Records from a dataset
Content starts

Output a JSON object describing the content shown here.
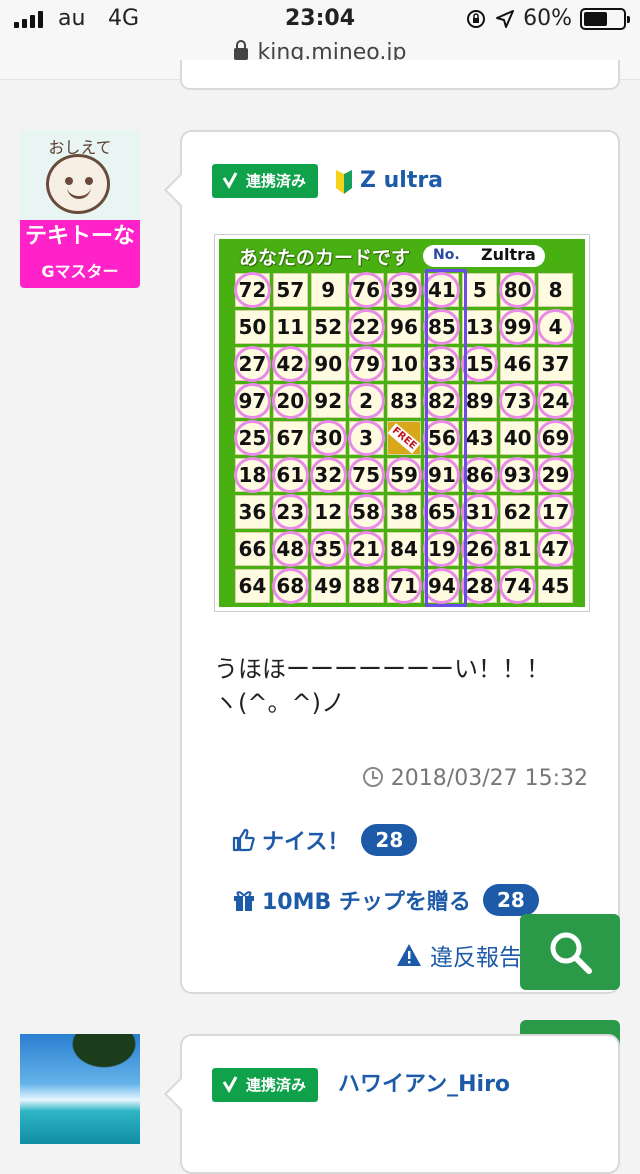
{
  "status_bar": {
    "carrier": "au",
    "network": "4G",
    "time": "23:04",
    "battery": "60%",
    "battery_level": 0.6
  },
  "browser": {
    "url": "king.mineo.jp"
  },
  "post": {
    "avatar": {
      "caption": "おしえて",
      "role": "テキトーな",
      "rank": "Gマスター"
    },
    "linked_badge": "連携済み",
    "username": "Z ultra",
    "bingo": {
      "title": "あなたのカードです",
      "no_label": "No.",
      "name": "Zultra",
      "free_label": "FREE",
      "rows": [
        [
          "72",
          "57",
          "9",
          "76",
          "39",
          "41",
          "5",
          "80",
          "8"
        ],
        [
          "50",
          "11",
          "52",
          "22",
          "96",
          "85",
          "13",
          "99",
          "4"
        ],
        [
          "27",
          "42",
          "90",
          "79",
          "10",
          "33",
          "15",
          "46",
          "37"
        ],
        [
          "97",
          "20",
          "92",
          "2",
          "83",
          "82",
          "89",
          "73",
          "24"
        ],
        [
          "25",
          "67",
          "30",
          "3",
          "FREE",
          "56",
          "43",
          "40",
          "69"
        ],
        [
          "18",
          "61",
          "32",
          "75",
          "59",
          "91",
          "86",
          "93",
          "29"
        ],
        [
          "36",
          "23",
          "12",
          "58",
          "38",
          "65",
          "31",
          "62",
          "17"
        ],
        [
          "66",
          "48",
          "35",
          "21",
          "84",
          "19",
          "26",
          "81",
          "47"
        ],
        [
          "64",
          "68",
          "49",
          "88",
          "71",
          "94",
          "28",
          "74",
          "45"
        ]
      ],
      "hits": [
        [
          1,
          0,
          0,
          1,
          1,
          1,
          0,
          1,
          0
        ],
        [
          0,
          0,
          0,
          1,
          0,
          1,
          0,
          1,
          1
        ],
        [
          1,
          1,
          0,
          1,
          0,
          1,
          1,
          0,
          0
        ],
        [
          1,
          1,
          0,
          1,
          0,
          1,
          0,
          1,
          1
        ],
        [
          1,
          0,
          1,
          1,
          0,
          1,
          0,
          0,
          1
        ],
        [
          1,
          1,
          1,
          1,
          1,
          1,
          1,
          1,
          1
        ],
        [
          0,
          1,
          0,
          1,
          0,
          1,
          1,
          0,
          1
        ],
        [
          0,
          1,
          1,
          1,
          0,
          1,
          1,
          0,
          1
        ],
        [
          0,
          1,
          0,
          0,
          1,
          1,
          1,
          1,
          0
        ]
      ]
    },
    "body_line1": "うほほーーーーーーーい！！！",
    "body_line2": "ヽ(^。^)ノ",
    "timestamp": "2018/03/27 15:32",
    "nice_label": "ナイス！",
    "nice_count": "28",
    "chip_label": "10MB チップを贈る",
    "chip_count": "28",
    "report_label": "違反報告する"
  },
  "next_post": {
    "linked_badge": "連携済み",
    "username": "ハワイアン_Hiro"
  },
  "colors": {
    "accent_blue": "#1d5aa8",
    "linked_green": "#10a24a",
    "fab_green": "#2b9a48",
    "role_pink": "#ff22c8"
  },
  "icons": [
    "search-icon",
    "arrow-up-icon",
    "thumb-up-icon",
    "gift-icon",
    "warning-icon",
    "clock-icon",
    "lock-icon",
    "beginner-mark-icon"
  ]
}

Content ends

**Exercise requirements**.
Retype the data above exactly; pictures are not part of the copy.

**Answer to the problem**.
Output a JSON object describing the content shown here.
{
  "status_bar": {
    "carrier": "au",
    "network": "4G",
    "time": "23:04",
    "battery": "60%",
    "battery_level": 0.6
  },
  "browser": {
    "url": "king.mineo.jp"
  },
  "post": {
    "avatar": {
      "caption": "おしえて",
      "role": "テキトーな",
      "rank": "Gマスター"
    },
    "linked_badge": "連携済み",
    "username": "Z ultra",
    "bingo": {
      "title": "あなたのカードです",
      "no_label": "No.",
      "name": "Zultra",
      "free_label": "FREE",
      "rows": [
        [
          "72",
          "57",
          "9",
          "76",
          "39",
          "41",
          "5",
          "80",
          "8"
        ],
        [
          "50",
          "11",
          "52",
          "22",
          "96",
          "85",
          "13",
          "99",
          "4"
        ],
        [
          "27",
          "42",
          "90",
          "79",
          "10",
          "33",
          "15",
          "46",
          "37"
        ],
        [
          "97",
          "20",
          "92",
          "2",
          "83",
          "82",
          "89",
          "73",
          "24"
        ],
        [
          "25",
          "67",
          "30",
          "3",
          "FREE",
          "56",
          "43",
          "40",
          "69"
        ],
        [
          "18",
          "61",
          "32",
          "75",
          "59",
          "91",
          "86",
          "93",
          "29"
        ],
        [
          "36",
          "23",
          "12",
          "58",
          "38",
          "65",
          "31",
          "62",
          "17"
        ],
        [
          "66",
          "48",
          "35",
          "21",
          "84",
          "19",
          "26",
          "81",
          "47"
        ],
        [
          "64",
          "68",
          "49",
          "88",
          "71",
          "94",
          "28",
          "74",
          "45"
        ]
      ],
      "hits": [
        [
          1,
          0,
          0,
          1,
          1,
          1,
          0,
          1,
          0
        ],
        [
          0,
          0,
          0,
          1,
          0,
          1,
          0,
          1,
          1
        ],
        [
          1,
          1,
          0,
          1,
          0,
          1,
          1,
          0,
          0
        ],
        [
          1,
          1,
          0,
          1,
          0,
          1,
          0,
          1,
          1
        ],
        [
          1,
          0,
          1,
          1,
          0,
          1,
          0,
          0,
          1
        ],
        [
          1,
          1,
          1,
          1,
          1,
          1,
          1,
          1,
          1
        ],
        [
          0,
          1,
          0,
          1,
          0,
          1,
          1,
          0,
          1
        ],
        [
          0,
          1,
          1,
          1,
          0,
          1,
          1,
          0,
          1
        ],
        [
          0,
          1,
          0,
          0,
          1,
          1,
          1,
          1,
          0
        ]
      ]
    },
    "body_line1": "うほほーーーーーーーい！！！",
    "body_line2": "ヽ(^。^)ノ",
    "timestamp": "2018/03/27 15:32",
    "nice_label": "ナイス！",
    "nice_count": "28",
    "chip_label": "10MB チップを贈る",
    "chip_count": "28",
    "report_label": "違反報告する"
  },
  "next_post": {
    "linked_badge": "連携済み",
    "username": "ハワイアン_Hiro"
  },
  "colors": {
    "accent_blue": "#1d5aa8",
    "linked_green": "#10a24a",
    "fab_green": "#2b9a48",
    "role_pink": "#ff22c8"
  },
  "icons": [
    "search-icon",
    "arrow-up-icon",
    "thumb-up-icon",
    "gift-icon",
    "warning-icon",
    "clock-icon",
    "lock-icon",
    "beginner-mark-icon"
  ]
}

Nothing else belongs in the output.